The precise ability to probe the sub-microscopic - at high magnifications with high resolution - identifies the scientific importance of the Electron Microscope. It makes visible many objects which have never before been seen, bringing a new depth of vision to science and industry alike, helping to improve the way of life for all mankind.



Posted December 29, 2021

Amplifier Solutions Corporation (ASC) - RF Cafe
RF Electronics Shapes, Stencils for Office, Visio by RF Cafe
Exodus Advanced Communications Best in Class RF Amplifier SSPAs
everythingRF RF & Microwave Parts Database - RF Cafe
RF Cascade Workbook 2018 by RF Cafe

Please Support RF Cafe by purchasing my  ridiculously low−priced products, all of which I created.

These Are Available for Free


About RF Cafe

Kirt Blattenberger - RF Cafe Webmaster

Copyright: 1996 - 2024


    Kirt Blattenberger,


RF Cafe began life in 1996 as "RF Tools" in an AOL screen name web space totaling 2 MB. Its primary purpose was to provide me with ready access to commonly needed formulas and reference material while performing my work as an RF system and circuit design engineer. The World Wide Web (Internet) was largely an unknown entity at the time and bandwidth was a scarce commodity. Dial-up modems blazed along at 14.4 kbps while tying up your telephone line, and a nice lady's voice announced "You've Got Mail" when a new message arrived...

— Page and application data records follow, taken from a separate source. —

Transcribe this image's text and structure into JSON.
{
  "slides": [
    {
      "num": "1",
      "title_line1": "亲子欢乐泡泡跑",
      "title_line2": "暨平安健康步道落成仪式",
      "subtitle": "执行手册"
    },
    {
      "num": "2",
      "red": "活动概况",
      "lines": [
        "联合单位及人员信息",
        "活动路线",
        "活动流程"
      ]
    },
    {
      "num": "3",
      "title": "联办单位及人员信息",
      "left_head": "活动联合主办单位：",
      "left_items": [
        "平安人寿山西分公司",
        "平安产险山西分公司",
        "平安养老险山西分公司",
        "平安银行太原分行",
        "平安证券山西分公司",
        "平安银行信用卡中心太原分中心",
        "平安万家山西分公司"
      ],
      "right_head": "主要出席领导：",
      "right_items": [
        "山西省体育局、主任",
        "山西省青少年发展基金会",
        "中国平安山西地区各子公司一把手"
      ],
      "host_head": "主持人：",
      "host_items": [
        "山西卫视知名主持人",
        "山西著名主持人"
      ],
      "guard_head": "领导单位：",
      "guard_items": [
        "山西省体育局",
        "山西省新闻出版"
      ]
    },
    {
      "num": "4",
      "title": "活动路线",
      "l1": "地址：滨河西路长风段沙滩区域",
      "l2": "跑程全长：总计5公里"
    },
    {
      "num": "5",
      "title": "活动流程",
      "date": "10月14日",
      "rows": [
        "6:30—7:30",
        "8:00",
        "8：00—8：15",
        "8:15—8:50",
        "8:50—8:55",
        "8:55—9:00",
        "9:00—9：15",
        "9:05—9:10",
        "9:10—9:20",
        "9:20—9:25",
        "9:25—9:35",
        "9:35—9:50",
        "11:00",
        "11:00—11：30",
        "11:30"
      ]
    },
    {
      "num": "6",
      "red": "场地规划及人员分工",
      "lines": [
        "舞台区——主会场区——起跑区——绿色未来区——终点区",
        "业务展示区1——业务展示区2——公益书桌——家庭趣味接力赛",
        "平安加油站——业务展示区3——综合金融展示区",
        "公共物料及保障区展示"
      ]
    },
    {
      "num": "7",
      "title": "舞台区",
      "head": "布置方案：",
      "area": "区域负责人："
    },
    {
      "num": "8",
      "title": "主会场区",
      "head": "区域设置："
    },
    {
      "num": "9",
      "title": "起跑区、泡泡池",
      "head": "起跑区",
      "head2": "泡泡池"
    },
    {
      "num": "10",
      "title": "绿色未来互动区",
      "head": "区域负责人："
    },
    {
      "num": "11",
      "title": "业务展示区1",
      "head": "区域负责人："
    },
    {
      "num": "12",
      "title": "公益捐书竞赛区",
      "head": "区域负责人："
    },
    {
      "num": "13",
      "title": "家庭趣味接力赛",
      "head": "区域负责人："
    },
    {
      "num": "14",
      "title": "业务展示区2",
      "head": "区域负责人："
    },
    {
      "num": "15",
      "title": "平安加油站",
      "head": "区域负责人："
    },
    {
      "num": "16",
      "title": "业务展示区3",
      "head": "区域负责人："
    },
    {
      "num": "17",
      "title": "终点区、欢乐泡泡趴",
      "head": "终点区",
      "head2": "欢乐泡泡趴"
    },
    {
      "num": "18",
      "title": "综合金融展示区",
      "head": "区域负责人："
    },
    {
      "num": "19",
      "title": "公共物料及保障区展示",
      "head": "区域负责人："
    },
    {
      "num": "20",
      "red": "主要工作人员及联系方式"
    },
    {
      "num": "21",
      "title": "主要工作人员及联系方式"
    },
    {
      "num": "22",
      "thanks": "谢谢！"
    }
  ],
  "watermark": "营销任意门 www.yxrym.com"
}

All trademarks, copyrights, patents, and other rights of ownership to images and text used on the RF Cafe website are hereby acknowledged.

My Hobby Website: